The Cost of Inaccuracy
In order to fully understand significance of these numbers, imagine a utility company with a total SO2 Allowance Trading System (ATS) credit of 400,000 tons for one year, but which also used calibration gases that were actually 2% higher than tag value. That company would likely be overstating emissions by 8,000 tons (400,000 tons x 2%), which, at a value of $700/ton, means it would be losing over $5 million in allowance credits which could have been banked or sold that year. Companies using calibration gases bought from vendors who failed blind audit, and whose gases therefore exceed 2% accuracy requirement, stand to lose even more.
Such a gross loss of potential trading credits clearly overshadows higher initial cost of accurate CEM calibration gases. This year’s blind audit reveals scope of problem of inaccurate gases, and utility companies would do well to take notice. The companies could not see difference because they calibrated their CEMs based on tag values of these calibration gases. This problem is one which is only detectable after an annual or semi annual Relative Accuracy Test Audit (RATA) as mandated by EPA.
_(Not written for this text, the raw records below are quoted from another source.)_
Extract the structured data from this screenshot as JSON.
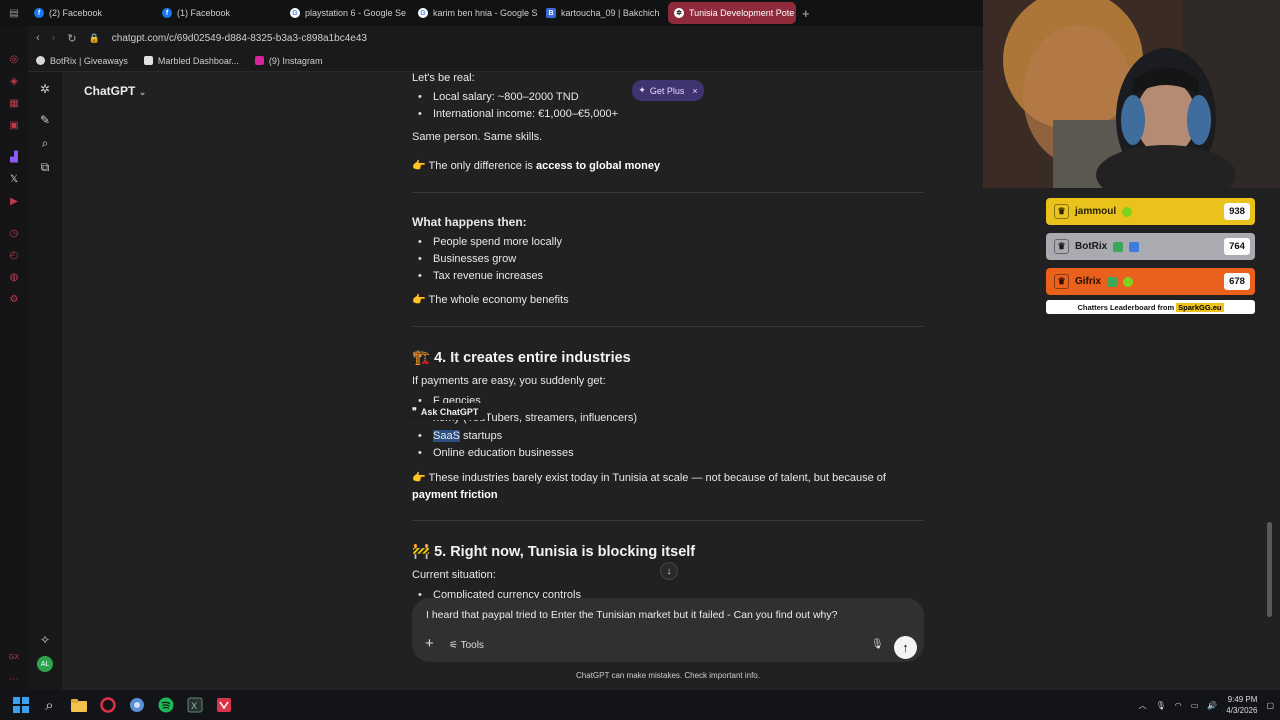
{
  "browser": {
    "tabs": [
      {
        "label": "(2) Facebook",
        "icon": "facebook-icon",
        "active": false
      },
      {
        "label": "(1) Facebook",
        "icon": "facebook-icon",
        "active": false
      },
      {
        "label": "playstation 6 - Google Se",
        "icon": "google-icon",
        "active": false
      },
      {
        "label": "karim ben hnia - Google S",
        "icon": "google-icon",
        "active": false
      },
      {
        "label": "kartoucha_09 | Bakchich",
        "icon": "bakchich-icon",
        "active": false
      },
      {
        "label": "Tunisia Development Pote",
        "icon": "chatgpt-icon",
        "active": true
      }
    ],
    "new_tab_glyph": "+",
    "url": "chatgpt.com/c/69d02549-d884-8325-b3a3-c898a1bc4e43",
    "bookmarks": [
      {
        "label": "BotRix | Giveaways",
        "icon": "botrix-icon"
      },
      {
        "label": "Marbled Dashboar...",
        "icon": "grid-icon"
      },
      {
        "label": "(9) Instagram",
        "icon": "instagram-icon"
      }
    ]
  },
  "chatgpt": {
    "title": "ChatGPT",
    "title_caret": "⌄",
    "get_plus": {
      "label": "Get Plus",
      "close": "×"
    },
    "ask_chatgpt": "Ask ChatGPT",
    "content": {
      "intro": "Let's be real:",
      "salary_items": [
        "Local salary: ~800–2000 TND",
        "International income: €1,000–€5,000+"
      ],
      "same_person": "Same person. Same skills.",
      "diff_prefix": "👉 The only difference is ",
      "diff_bold": "access to global money",
      "what_happens": "What happens then:",
      "happens_items": [
        "People spend more locally",
        "Businesses grow",
        "Tax revenue increases"
      ],
      "economy": "👉 The whole economy benefits",
      "h4_emoji": "🏗️",
      "h4": "4. It creates entire industries",
      "payments_easy": "If payments are easy, you suddenly get:",
      "industry_items": [
        {
          "before": "",
          "sel": "",
          "after": "F      gencies"
        },
        {
          "before": "",
          "sel": "",
          "after": "         nomy (YouTubers, streamers, influencers)"
        },
        {
          "before": "",
          "sel": "SaaS",
          "after": " startups"
        },
        {
          "before": "",
          "sel": "",
          "after": "Online education businesses"
        }
      ],
      "industries_line_prefix": "👉 These industries barely exist today in Tunisia at scale — not because of talent, but because of ",
      "industries_line_bold": "payment friction",
      "h5_emoji": "🚧",
      "h5": "5. Right now, Tunisia is blocking itself",
      "current": "Current situation:",
      "current_items": [
        "Complicated currency controls"
      ]
    },
    "composer": {
      "text": "I heard that paypal tried to Enter the Tunisian market but it failed - Can you find out why?",
      "plus": "+",
      "tools": "Tools",
      "mic": "🎙",
      "send": "↑"
    },
    "disclaimer": "ChatGPT can make mistakes. Check important info.",
    "scroll_down": "↓"
  },
  "leaderboard": {
    "entries": [
      {
        "name": "jammoul",
        "score": "938",
        "color": "#e9c21b",
        "text": "#2b2100"
      },
      {
        "name": "BotRix",
        "score": "764",
        "color": "#a9abb0",
        "text": "#16171a"
      },
      {
        "name": "Gifrix",
        "score": "678",
        "color": "#e9611d",
        "text": "#2a0d00"
      }
    ],
    "footer": "Chatters Leaderboard from",
    "footer_brand": "SparkGG.eu",
    "crown": "♛"
  },
  "taskbar": {
    "time": "9:49 PM",
    "date": "4/3/2026",
    "apps": [
      "windows-start-icon",
      "search-icon",
      "file-explorer-icon",
      "opera-gx-icon",
      "browser-icon",
      "spotify-icon",
      "excel-icon",
      "app-icon"
    ]
  }
}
Leanne Merz is the Director of Technical Services for Scott Specialty Gases, the world.s largest producer of EPA Protocol gases and a leading global manufacturer of specialty gases for all types of applications. She can be reached by telephone, 800-21SCOTT. More information on the company and Scott's products can be found at http://www.scottgas.com .